Do you mean Mk 1 or Mk 2?
I think Tempest’s reply refers to a Mk 2.
The Mk 1 uses a genoa fitted with the conventional luff wire which is threaded into a split flexible plastic spar. On the Mk 1 inherited with my boat the top swivel was linked to, but seperated from, the forestay by a short S/S strut which kept spar and stay apart and prevented the halyard rotating as the genoa was rolled up. The spar is needed to ensure the genoa is rolled up evenly along its length. I found the Mk1 worked reasonably well but, because the spar was split, its torsional rigidity was not that great and the top of the sail tended to open out, reducing effectiveness and pointing ability. Doubtless compounded by the fact that my genoa was not cut as a reefing sail (needs to be flattter, to reduce the mid luff “bag”).
As I needed a new genoa anyway I invested in a Mk 2 in which a similar, but not split, flexible plastic spar is threaded through a luff sleeve (no wire). The fact that the spar is not split seems to make it torsionally much more rigid.
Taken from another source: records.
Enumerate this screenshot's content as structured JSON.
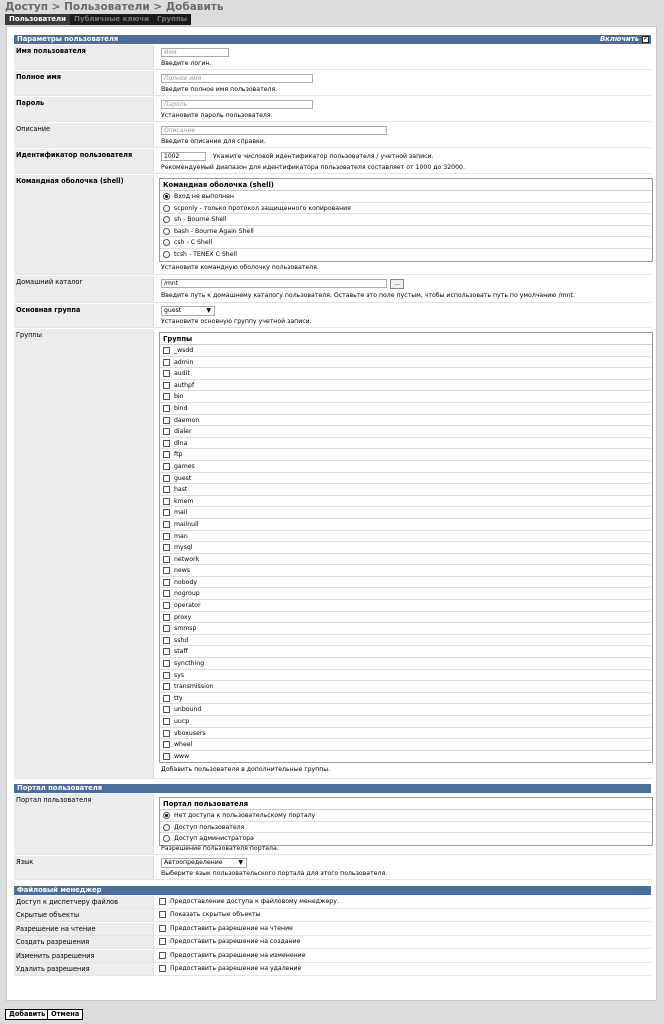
{
  "breadcrumb": "Доступ > Пользователи > Добавить",
  "tabs": [
    "Пользователи",
    "Публичные ключи",
    "Группы"
  ],
  "section_user": {
    "title": "Параметры пользователя",
    "enable_label": "Включить",
    "enabled": true
  },
  "fields": {
    "login": {
      "label": "Имя пользователя",
      "placeholder": "Имя",
      "hint": "Введите логин."
    },
    "fullname": {
      "label": "Полное имя",
      "placeholder": "Полное имя",
      "hint": "Введите полное имя пользователя."
    },
    "password": {
      "label": "Пароль",
      "placeholder": "Пароль",
      "hint": "Установите пароль пользователя."
    },
    "description": {
      "label": "Описание",
      "placeholder": "Описание",
      "hint": "Введите описание для справки."
    },
    "uid": {
      "label": "Идентификатор пользователя",
      "value": "1002",
      "hint_inline": "Укажите числовой идентификатор пользователя / учетной записи.",
      "hint": "Рекомендуемый диапазон для идентификатора пользователя составляет от 1000 до 32000."
    },
    "shell": {
      "label": "Командная оболочка (shell)",
      "box_title": "Командная оболочка (shell)",
      "options": [
        "Вход не выполнен",
        "scponly - только протокол защищенного копирования",
        "sh - Bourne Shell",
        "bash - Bourne Again Shell",
        "csh - C Shell",
        "tcsh - TENEX C Shell"
      ],
      "selected": 0,
      "hint": "Установите командную оболочку пользователя."
    },
    "home": {
      "label": "Домашний каталог",
      "value": "/mnt",
      "browse_label": "...",
      "hint": "Введите путь к домашнему каталогу пользователя. Оставьте это поле пустым, чтобы использовать путь по умолчанию /mnt."
    },
    "primary_group": {
      "label": "Основная группа",
      "value": "guest",
      "hint": "Установите основную группу учетной записи."
    },
    "groups": {
      "label": "Группы",
      "box_title": "Группы",
      "items": [
        "_wsdd",
        "admin",
        "audit",
        "authpf",
        "bin",
        "bind",
        "daemon",
        "dialer",
        "dlna",
        "ftp",
        "games",
        "guest",
        "hast",
        "kmem",
        "mail",
        "mailnull",
        "man",
        "mysql",
        "network",
        "news",
        "nobody",
        "nogroup",
        "operator",
        "proxy",
        "smmsp",
        "sshd",
        "staff",
        "syncthing",
        "sys",
        "transmission",
        "tty",
        "unbound",
        "uucp",
        "vboxusers",
        "wheel",
        "www"
      ],
      "hint": "Добавить пользователя в дополнительные группы."
    }
  },
  "section_portal": {
    "title": "Портал пользователя",
    "portal": {
      "label": "Портал пользователя",
      "box_title": "Портал пользователя",
      "options": [
        "Нет доступа к пользовательскому порталу",
        "Доступ пользователя",
        "Доступ администратора"
      ],
      "selected": 0,
      "hint": "Разрешение пользователя портала."
    },
    "language": {
      "label": "Язык",
      "value": "Автоопределение",
      "hint": "Выберите язык пользовательского портала для этого пользователя."
    }
  },
  "section_fm": {
    "title": "Файловый менеджер",
    "rows": [
      {
        "label": "Доступ к диспетчеру файлов",
        "text": "Предоставление доступа к файловому менеджеру."
      },
      {
        "label": "Скрытые объекты",
        "text": "Показать скрытые объекты"
      },
      {
        "label": "Разрешение на чтение",
        "text": "Предоставить разрешение на чтение"
      },
      {
        "label": "Создать разрешения",
        "text": "Предоставить разрешение на создание"
      },
      {
        "label": "Изменить разрешения",
        "text": "Предоставить разрешение на изменение"
      },
      {
        "label": "Удалить разрешения",
        "text": "Предоставить разрешение на удаление"
      }
    ]
  },
  "buttons": {
    "add": "Добавить",
    "cancel": "Отмена"
  }
}
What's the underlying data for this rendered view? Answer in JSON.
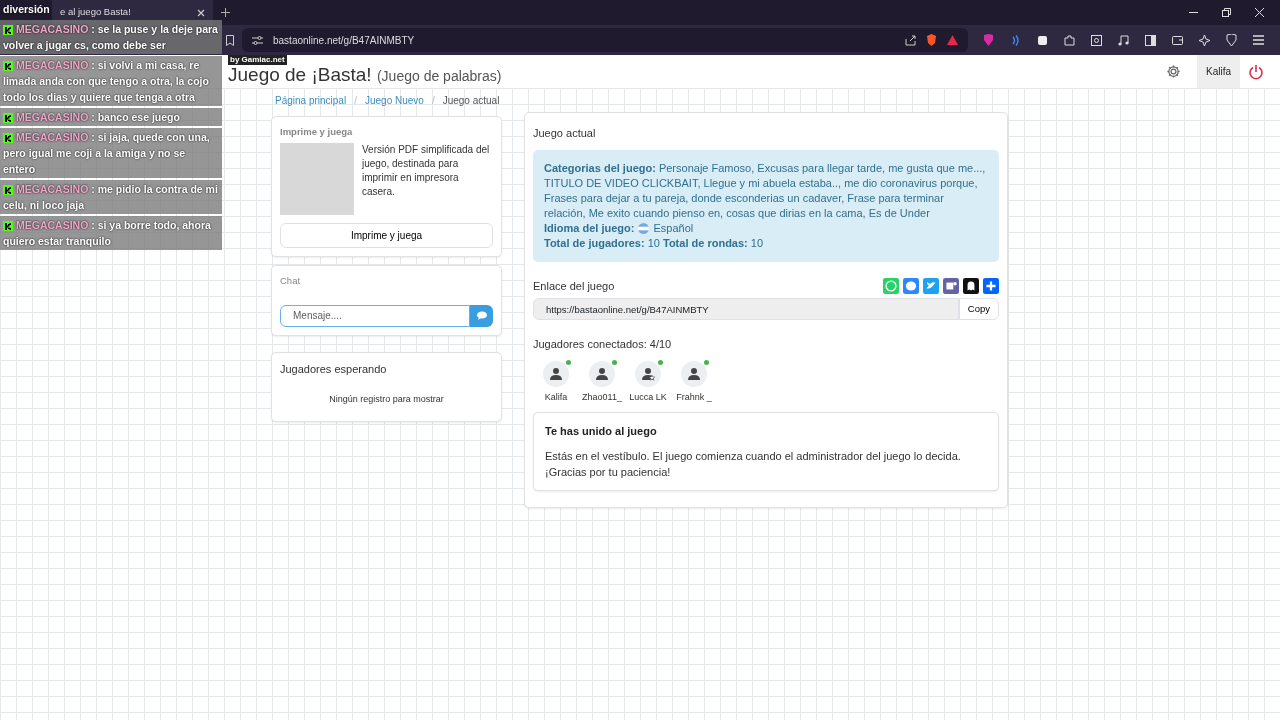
{
  "browser": {
    "tab_title": "e al juego Basta!",
    "address": "bastaonline.net/g/B47AINMBTY"
  },
  "stream_overlay": {
    "credit": "by Gamiac.net",
    "separator": ":",
    "messages": [
      {
        "kind": "continuation",
        "text": "diversión"
      },
      {
        "kind": "message",
        "user": "MEGACASINO",
        "text": "se la puse y la deje para volver a jugar cs, como debe ser"
      },
      {
        "kind": "message",
        "user": "MEGACASINO",
        "text": "si volvi a mi casa, re limada anda con que tengo a otra, la cojo todo los dias y quiere que tenga a otra"
      },
      {
        "kind": "message",
        "user": "MEGACASINO",
        "text": "banco ese juego"
      },
      {
        "kind": "message",
        "user": "MEGACASINO",
        "text": "si jaja, quede con una, pero igual me coji a la amiga y no se entero"
      },
      {
        "kind": "message",
        "user": "MEGACASINO",
        "text": "me pidio la contra de mi celu, ni loco jaja"
      },
      {
        "kind": "message",
        "user": "MEGACASINO",
        "text": "si ya borre todo, ahora quiero estar tranquilo"
      }
    ]
  },
  "header": {
    "title": "Juego de ¡Basta!",
    "subtitle": "(Juego de palabras)",
    "user": "Kalifa"
  },
  "breadcrumb_separator": "/",
  "breadcrumb": [
    {
      "label": "Página principal",
      "current": false
    },
    {
      "label": "Juego Nuevo",
      "current": false
    },
    {
      "label": "Juego actual",
      "current": true
    }
  ],
  "print_card": {
    "heading": "Imprime y juega",
    "description": "Versión PDF simplificada del juego, destinada para imprimir en impresora casera.",
    "button": "Imprime y juega"
  },
  "chat": {
    "heading": "Chat",
    "placeholder": "Mensaje...."
  },
  "waiting": {
    "heading": "Jugadores esperando",
    "empty": "Ningún registro para mostrar"
  },
  "game": {
    "heading": "Juego actual",
    "categories": "**Categorias del juego:** Personaje Famoso, Excusas para llegar tarde, me gusta que me..., TITULO DE VIDEO CLICKBAIT, Llegue y mi abuela estaba.., me dio coronavirus porque, Frases para dejar a tu pareja, donde esconderias un cadaver, Frase para terminar relación, Me exito cuando pienso en, cosas que dirias en la cama, Es de Under",
    "language_label": "Idioma del juego:",
    "language": "Español",
    "totals": "**Total de jugadores:** 10 **Total de rondas:** 10",
    "link_label": "Enlace del juego",
    "link": "https://bastaonline.net/g/B47AINMBTY",
    "copy": "Copy",
    "players_heading": "Jugadores conectados: 4/10",
    "players": [
      {
        "name": "Kalifa",
        "admin": false,
        "online": true
      },
      {
        "name": "Zhao011_",
        "admin": false,
        "online": true
      },
      {
        "name": "Lucca LK",
        "admin": true,
        "online": true
      },
      {
        "name": "Frahnk _",
        "admin": false,
        "online": true
      }
    ],
    "notice_title": "Te has unido al juego",
    "notice_text": "Estás en el vestíbulo. El juego comienza cuando el administrador del juego lo decida. ¡Gracias por tu paciencia!"
  }
}
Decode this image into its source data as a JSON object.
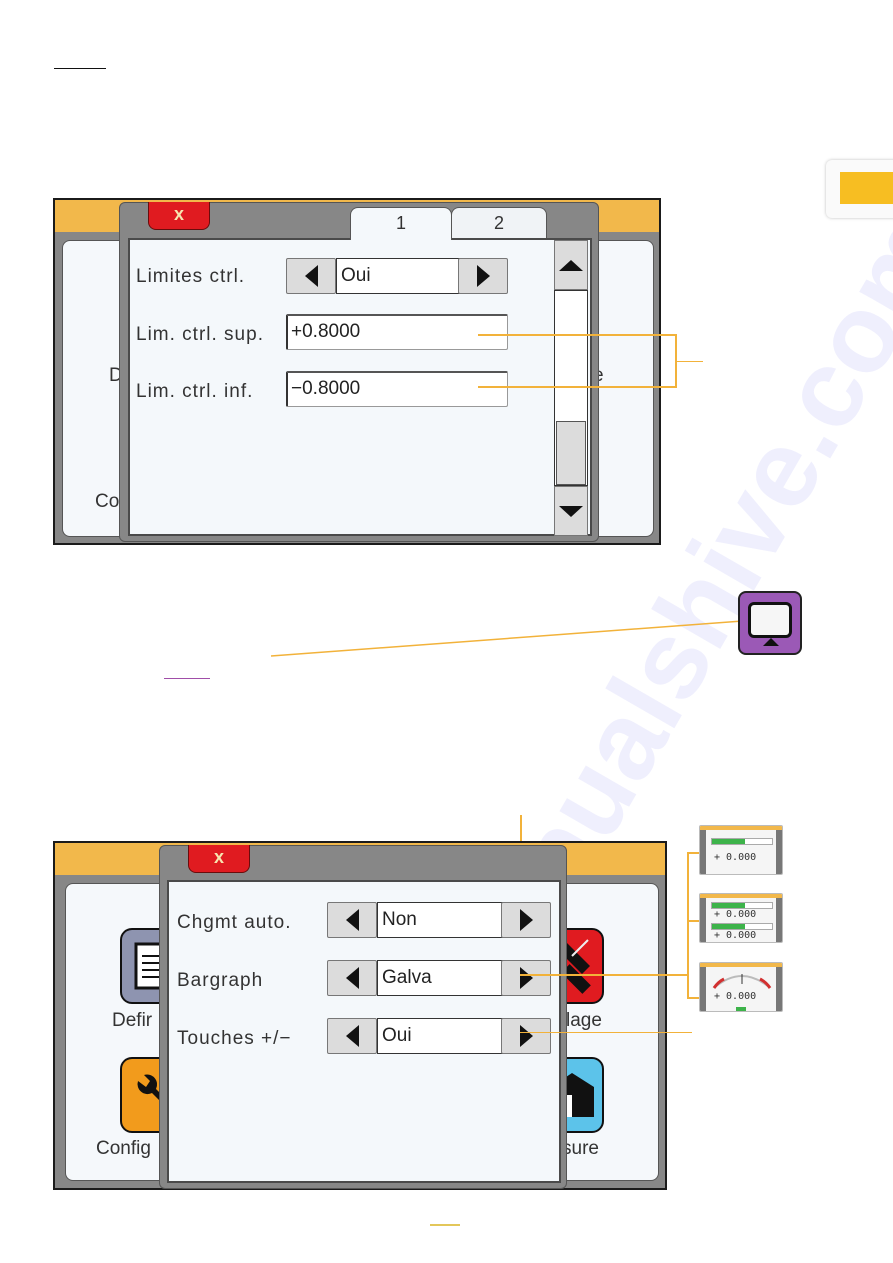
{
  "side_tab": {
    "color": "#f7be22"
  },
  "colors": {
    "callout": "#f2b23a",
    "close": "#e01b20",
    "topbar": "#f2b84b",
    "monitor": "#9b59b6"
  },
  "screen1": {
    "background_labels": {
      "left_mid": "D",
      "left_bottom": "Co",
      "right_mid": "e"
    },
    "dialog": {
      "close_label": "x",
      "tabs": [
        {
          "label": "1",
          "active": true
        },
        {
          "label": "2",
          "active": false
        }
      ],
      "rows": [
        {
          "label": "Limites ctrl.",
          "type": "selector",
          "value": "Oui"
        },
        {
          "label": "Lim. ctrl. sup.",
          "type": "input",
          "value": "+0.8000"
        },
        {
          "label": "Lim. ctrl. inf.",
          "type": "input",
          "value": "−0.8000"
        }
      ],
      "scrollbar": {
        "position": "bottom"
      }
    }
  },
  "monitor_icon": {
    "name": "display-settings"
  },
  "screen2": {
    "background_labels": {
      "defin": "Defir",
      "config": "Config",
      "reglage": "lage",
      "mesure": "sure"
    },
    "dialog": {
      "close_label": "x",
      "rows": [
        {
          "label": "Chgmt auto.",
          "value": "Non"
        },
        {
          "label": "Bargraph",
          "value": "Galva"
        },
        {
          "label": "Touches +/−",
          "value": "Oui"
        }
      ]
    },
    "thumbnails": [
      {
        "type": "single-bargraph",
        "value": "+ 0.000",
        "fill": 0.55
      },
      {
        "type": "double-bargraph",
        "values": [
          "+ 0.000",
          "+ 0.000"
        ],
        "fill": 0.55
      },
      {
        "type": "galvanometer",
        "value": "+ 0.000"
      }
    ]
  }
}
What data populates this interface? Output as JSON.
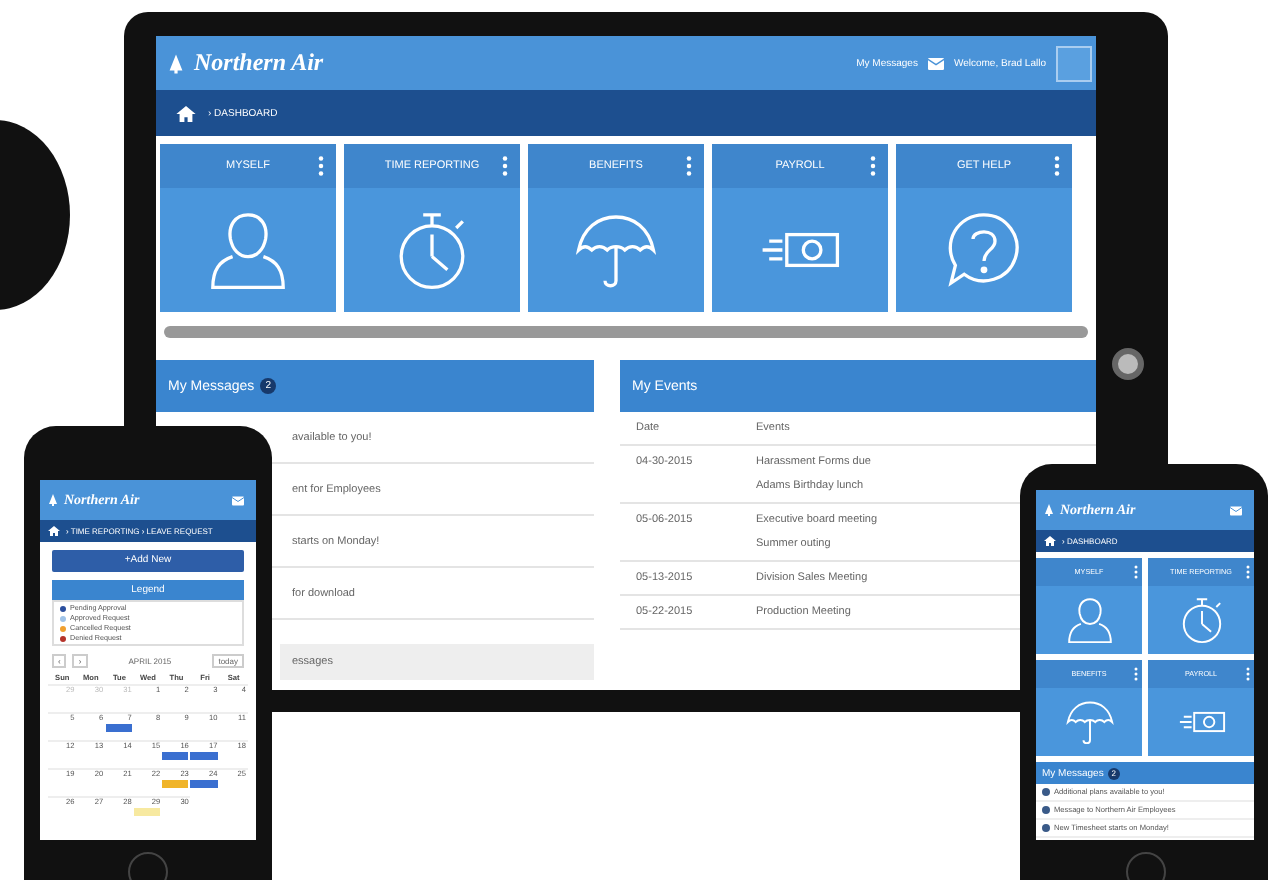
{
  "tablet": {
    "brand": "Northern Air",
    "messages_link": "My Messages",
    "user_menu": "Welcome, Brad Lallo",
    "breadcrumb": "› DASHBOARD",
    "tiles": [
      {
        "label": "MYSELF",
        "kind": "person"
      },
      {
        "label": "TIME REPORTING",
        "kind": "stopwatch"
      },
      {
        "label": "BENEFITS",
        "kind": "umbrella"
      },
      {
        "label": "PAYROLL",
        "kind": "money"
      },
      {
        "label": "GET HELP",
        "kind": "help"
      }
    ],
    "messages": {
      "title": "My Messages",
      "badge": "2",
      "items": [
        "available to you!",
        "ent for Employees",
        "starts on Monday!",
        "for download"
      ],
      "footer": "essages"
    },
    "events": {
      "title": "My Events",
      "columns": [
        "Date",
        "Events"
      ],
      "rows": [
        {
          "date": "04-30-2015",
          "events": [
            "Harassment Forms due",
            "Adams Birthday lunch"
          ]
        },
        {
          "date": "05-06-2015",
          "events": [
            "Executive board meeting",
            "Summer outing"
          ]
        },
        {
          "date": "05-13-2015",
          "events": [
            "Division Sales Meeting"
          ]
        },
        {
          "date": "05-22-2015",
          "events": [
            "Production Meeting"
          ]
        }
      ]
    }
  },
  "phone_left": {
    "brand": "Northern Air",
    "breadcrumb": "› TIME REPORTING › LEAVE REQUEST",
    "add_button": "+Add New",
    "legend": {
      "title": "Legend",
      "items": [
        {
          "label": "Pending Approval",
          "color": "#2b4f9e"
        },
        {
          "label": "Approved Request",
          "color": "#9fc3e8"
        },
        {
          "label": "Cancelled Request",
          "color": "#f0a030"
        },
        {
          "label": "Denied Request",
          "color": "#b5332a"
        }
      ]
    },
    "calendar": {
      "prev": "‹",
      "next": "›",
      "month": "APRIL 2015",
      "today": "today",
      "weekdays": [
        "Sun",
        "Mon",
        "Tue",
        "Wed",
        "Thu",
        "Fri",
        "Sat"
      ],
      "weeks": [
        [
          {
            "day": "29",
            "muted": true
          },
          {
            "day": "30",
            "muted": true
          },
          {
            "day": "31",
            "muted": true
          },
          {
            "day": "1",
            "muted": false
          },
          {
            "day": "2",
            "muted": false
          },
          {
            "day": "3",
            "muted": false
          },
          {
            "day": "4",
            "muted": false
          }
        ],
        [
          {
            "day": "5",
            "muted": false
          },
          {
            "day": "6",
            "muted": false
          },
          {
            "day": "7",
            "muted": false,
            "color": "#3a6fd0"
          },
          {
            "day": "8",
            "muted": false
          },
          {
            "day": "9",
            "muted": false
          },
          {
            "day": "10",
            "muted": false
          },
          {
            "day": "11",
            "muted": false
          }
        ],
        [
          {
            "day": "12",
            "muted": false
          },
          {
            "day": "13",
            "muted": false
          },
          {
            "day": "14",
            "muted": false
          },
          {
            "day": "15",
            "muted": false
          },
          {
            "day": "16",
            "muted": false,
            "color": "#3a6fd0"
          },
          {
            "day": "17",
            "muted": false,
            "color": "#3a6fd0"
          },
          {
            "day": "18",
            "muted": false
          }
        ],
        [
          {
            "day": "19",
            "muted": false
          },
          {
            "day": "20",
            "muted": false
          },
          {
            "day": "21",
            "muted": false
          },
          {
            "day": "22",
            "muted": false
          },
          {
            "day": "23",
            "muted": false,
            "color": "#f0b429"
          },
          {
            "day": "24",
            "muted": false,
            "color": "#3a6fd0"
          },
          {
            "day": "25",
            "muted": false
          }
        ],
        [
          {
            "day": "26",
            "muted": false
          },
          {
            "day": "27",
            "muted": false
          },
          {
            "day": "28",
            "muted": false
          },
          {
            "day": "29",
            "muted": false,
            "color": "#f7e9a0"
          },
          {
            "day": "30",
            "muted": false
          }
        ]
      ]
    }
  },
  "phone_right": {
    "brand": "Northern Air",
    "breadcrumb": "› DASHBOARD",
    "tiles": [
      {
        "label": "MYSELF",
        "kind": "person"
      },
      {
        "label": "TIME REPORTING",
        "kind": "stopwatch"
      },
      {
        "label": "BENEFITS",
        "kind": "umbrella"
      },
      {
        "label": "PAYROLL",
        "kind": "money"
      }
    ],
    "messages": {
      "title": "My Messages",
      "badge": "2",
      "items": [
        "Additional plans available to you!",
        "Message to Northern Air Employees",
        "New Timesheet starts on Monday!"
      ]
    }
  }
}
Combined with a sail cut for the purpose I have found the Mk 2 to perform impressively and I am very pleased with it. How much of the improvement is because of the unsplit spar and how much the sail is difficult to know, but I suspect the spar is the more important.
I didn’t chose the Harken high load drum because I do not have a system for tensioning the halyard sufficiently powerful to require it. That is about to change and I am expecting to have the choice of releasing halyard tension before reefing (each time) or upgrading to the Harken system.
There has been a previous thread on this in the technical section which can be found by typing “helyar” into the search box.